Bertha, the second named storm of the 2014 hurricane season, formed east of the Lesser Antilles Thursday night.  Bertha is currently a tropical storm with 45 mph sustained winds. This is almost exactly when the second named storm forms climatologically, and the overall activity as measured by ACE (Accumulated Cyclone Energy) is almost exactly what the average is for this date.

Tropical Weather Dashboard
System type: Tropical Storm
Intensity: 50mph, 1007 mb (updated 2 p.m. EDT)
Location: 115 miles north-northwest of Barbados
Intensification potential: Low (confidence: medium)
Landfall potential: High (confidence: high)
Days from possible landfall: Less than one
Zones to watch for possible landfall: Lesser Antilles (confidence: high)
Will if affect VA/MD/DE beaches? No (confidence: high)
Will it affect D.C.? No (confidence: high)


Enhanced satellite image of Bertha from 8:15am EDT… low clouds show up as yellow, while high clouds show up as white. (NOAA)

Nearly a week after leaving the coast of Africa, the easterly wave that we’ve been tracking all week was upgraded to Tropical Storm Bertha at 11 p.m. ET Thursday(0300 UTC on Aug 1).  Two reconnaissance aircraft were flown into and around the disturbance yesterday afternoon; one to sample the storm’s environment and one to measure the storm’s central pressure and peak winds.  It was found to contain tropical storm force winds, but lacked the thunderstorm activity at the time to be classified as a tropical cyclone.  As soon as persistent thunderstorms fired up near the center yesterday evening, it was upgraded at the next advisory time.

As I mentioned in my blog yesterday morning, this timing was anticipated.  It needed to escape the dry air associated with the Saharan Air Layer, and I expected that it would escape its grip by Friday morning.  Judging from its appearance, it is in a somewhat moister environment now as it heads for the Lesser Antilles.  However, Tropical Storm Bertha is still not in an ideal environment — far from it: there is now fairly strong westerly wind shear and environmental dry air remains nearby, though not as dry as earlier this week.

Given the marginal conditions, Bertha is forecast to remain a 45-50 mph tropical storm through the next five days, and is not forecast to become a hurricane.  Tropical storm warnings are in effect for Barbados, the central Lesser Antilles, Puerto Rico, and the Virgin Islands.  The Dominican Republic should be added to the list later today.  It is extremely likely that Bertha will recurve out into the open Atlantic over the eastern Bahamas and not affect the mainland U.S..  The storm’s intensity when it’s north of Hispaniola will depend greatly on how well it fares as it passes over/near that very mountainous island.  I have a couple long radar loops available; one from Barbados and one from Martinique (Puerto Rico’s will be added tomorrow).

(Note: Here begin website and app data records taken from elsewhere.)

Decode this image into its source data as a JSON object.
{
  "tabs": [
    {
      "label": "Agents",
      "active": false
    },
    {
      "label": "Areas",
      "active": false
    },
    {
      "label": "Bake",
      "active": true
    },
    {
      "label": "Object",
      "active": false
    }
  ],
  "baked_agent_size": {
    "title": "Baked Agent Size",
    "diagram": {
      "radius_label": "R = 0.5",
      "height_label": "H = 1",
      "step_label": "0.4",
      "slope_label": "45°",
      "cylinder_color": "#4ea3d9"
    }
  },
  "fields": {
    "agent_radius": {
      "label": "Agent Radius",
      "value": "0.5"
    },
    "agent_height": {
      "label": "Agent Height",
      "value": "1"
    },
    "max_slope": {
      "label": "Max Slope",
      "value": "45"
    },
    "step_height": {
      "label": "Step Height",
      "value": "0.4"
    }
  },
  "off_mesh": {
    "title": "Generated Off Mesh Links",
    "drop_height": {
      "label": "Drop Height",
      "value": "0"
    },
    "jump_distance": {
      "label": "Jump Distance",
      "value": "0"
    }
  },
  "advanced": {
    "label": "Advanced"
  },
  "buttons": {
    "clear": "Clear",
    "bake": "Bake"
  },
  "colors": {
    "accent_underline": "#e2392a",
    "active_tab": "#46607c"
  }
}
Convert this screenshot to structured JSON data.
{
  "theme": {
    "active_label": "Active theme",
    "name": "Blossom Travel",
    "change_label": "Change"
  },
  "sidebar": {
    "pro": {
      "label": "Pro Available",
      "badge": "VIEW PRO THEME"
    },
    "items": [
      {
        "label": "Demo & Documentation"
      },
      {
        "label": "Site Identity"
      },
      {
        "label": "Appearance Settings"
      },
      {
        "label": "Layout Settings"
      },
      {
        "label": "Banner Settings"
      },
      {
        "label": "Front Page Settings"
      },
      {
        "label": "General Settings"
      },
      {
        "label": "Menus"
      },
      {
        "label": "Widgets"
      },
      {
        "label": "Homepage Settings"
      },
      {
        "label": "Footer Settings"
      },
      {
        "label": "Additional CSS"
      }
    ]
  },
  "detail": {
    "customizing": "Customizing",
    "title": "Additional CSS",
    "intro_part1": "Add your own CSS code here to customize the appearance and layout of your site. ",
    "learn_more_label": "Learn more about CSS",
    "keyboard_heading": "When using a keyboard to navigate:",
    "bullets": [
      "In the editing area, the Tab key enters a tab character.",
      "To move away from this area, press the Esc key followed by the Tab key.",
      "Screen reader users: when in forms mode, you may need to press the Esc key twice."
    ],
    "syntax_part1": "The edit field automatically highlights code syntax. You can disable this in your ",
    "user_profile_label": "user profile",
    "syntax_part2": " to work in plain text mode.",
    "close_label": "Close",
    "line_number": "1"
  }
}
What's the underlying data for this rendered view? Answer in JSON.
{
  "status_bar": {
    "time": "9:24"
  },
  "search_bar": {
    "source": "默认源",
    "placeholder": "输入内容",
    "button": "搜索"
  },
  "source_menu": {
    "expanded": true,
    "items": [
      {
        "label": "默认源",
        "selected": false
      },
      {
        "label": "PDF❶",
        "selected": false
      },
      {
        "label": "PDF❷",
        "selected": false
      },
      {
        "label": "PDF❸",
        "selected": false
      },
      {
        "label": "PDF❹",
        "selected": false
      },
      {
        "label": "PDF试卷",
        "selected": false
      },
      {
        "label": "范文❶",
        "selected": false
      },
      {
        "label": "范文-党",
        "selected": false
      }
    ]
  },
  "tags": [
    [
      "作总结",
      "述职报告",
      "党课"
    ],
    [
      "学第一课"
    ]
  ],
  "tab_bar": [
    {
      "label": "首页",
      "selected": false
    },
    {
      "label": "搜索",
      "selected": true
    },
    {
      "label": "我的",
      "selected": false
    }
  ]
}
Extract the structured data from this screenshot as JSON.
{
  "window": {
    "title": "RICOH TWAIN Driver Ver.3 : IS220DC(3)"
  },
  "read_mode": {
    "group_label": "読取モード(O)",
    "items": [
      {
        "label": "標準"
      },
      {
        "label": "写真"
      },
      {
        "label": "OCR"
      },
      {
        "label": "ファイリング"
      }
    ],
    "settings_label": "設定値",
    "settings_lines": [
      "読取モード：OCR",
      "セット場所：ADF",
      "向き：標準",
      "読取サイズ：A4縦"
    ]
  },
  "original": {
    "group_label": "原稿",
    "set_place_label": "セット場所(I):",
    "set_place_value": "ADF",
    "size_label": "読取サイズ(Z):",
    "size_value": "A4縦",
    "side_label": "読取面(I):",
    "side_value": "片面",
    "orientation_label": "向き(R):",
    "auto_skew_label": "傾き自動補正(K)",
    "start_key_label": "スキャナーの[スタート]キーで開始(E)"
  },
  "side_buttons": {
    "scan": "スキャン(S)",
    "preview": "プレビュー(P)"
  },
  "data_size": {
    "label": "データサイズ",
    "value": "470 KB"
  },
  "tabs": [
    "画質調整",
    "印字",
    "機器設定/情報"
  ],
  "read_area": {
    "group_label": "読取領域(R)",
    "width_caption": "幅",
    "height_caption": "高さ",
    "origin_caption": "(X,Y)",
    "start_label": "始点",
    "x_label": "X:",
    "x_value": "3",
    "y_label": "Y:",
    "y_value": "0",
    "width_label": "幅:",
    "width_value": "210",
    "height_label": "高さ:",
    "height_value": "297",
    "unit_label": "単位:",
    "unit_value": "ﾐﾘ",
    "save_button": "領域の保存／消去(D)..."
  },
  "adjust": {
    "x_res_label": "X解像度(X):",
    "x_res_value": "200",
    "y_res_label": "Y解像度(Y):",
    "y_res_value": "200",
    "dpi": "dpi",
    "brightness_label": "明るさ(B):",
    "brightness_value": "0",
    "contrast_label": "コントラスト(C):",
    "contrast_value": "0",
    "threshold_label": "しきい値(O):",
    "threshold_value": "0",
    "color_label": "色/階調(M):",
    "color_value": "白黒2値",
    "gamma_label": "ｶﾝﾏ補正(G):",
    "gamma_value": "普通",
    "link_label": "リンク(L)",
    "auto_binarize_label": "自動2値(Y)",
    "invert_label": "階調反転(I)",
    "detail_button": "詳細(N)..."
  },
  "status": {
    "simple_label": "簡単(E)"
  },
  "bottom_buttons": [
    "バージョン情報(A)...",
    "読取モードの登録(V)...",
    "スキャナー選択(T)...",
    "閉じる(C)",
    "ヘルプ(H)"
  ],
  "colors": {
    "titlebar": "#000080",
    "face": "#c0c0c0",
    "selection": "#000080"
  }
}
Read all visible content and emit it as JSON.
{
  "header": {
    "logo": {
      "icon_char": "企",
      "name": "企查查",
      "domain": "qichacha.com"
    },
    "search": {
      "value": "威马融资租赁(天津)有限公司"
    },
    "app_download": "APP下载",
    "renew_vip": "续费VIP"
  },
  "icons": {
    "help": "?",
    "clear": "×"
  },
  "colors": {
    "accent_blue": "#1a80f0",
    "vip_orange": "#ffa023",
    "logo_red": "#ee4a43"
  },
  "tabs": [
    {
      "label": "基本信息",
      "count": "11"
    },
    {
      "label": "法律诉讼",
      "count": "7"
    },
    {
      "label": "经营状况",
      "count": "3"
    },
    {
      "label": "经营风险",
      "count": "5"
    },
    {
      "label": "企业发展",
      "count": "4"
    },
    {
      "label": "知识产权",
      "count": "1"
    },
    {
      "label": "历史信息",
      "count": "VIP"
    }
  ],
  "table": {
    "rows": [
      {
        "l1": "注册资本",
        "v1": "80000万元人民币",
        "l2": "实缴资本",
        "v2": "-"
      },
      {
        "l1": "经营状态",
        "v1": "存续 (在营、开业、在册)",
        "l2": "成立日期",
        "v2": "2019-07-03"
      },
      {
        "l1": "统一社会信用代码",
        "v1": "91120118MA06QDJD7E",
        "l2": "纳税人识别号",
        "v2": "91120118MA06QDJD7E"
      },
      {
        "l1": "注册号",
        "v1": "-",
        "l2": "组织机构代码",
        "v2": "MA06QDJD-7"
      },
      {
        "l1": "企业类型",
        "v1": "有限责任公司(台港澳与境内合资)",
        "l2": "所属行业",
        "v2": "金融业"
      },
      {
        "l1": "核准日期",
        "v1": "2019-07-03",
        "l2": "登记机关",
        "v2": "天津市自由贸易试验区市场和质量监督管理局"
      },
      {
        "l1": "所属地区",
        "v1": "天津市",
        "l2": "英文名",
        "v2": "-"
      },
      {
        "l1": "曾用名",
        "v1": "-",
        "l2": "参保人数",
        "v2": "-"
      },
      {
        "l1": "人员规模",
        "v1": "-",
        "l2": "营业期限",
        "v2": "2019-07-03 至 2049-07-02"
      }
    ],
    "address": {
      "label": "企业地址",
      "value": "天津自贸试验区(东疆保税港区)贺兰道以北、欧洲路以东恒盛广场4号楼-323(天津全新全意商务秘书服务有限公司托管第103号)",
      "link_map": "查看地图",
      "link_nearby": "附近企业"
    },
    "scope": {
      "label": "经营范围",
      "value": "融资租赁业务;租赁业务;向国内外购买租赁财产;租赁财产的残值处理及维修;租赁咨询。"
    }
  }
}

3-day track forecast from NHC as of 8am EDT. (NOAA)
3-day track forecast from NHC as of 8am EDT. (NOAA)

Once again, if I look through the records, there have been just a couple of storms during all of August that were tropical storms where Bertha is now and turned northward toward Puerto Rico.  The historical track that almost exactly matches Bertha’s forecast track is a major hurricane from 1893… you can probably pick it out on the map below:

Tracks of all August tropical cyclones that were at tropical storm intensity and within 100 miles of where Bertha is this morning (indicated by the gray circle). (NOAA)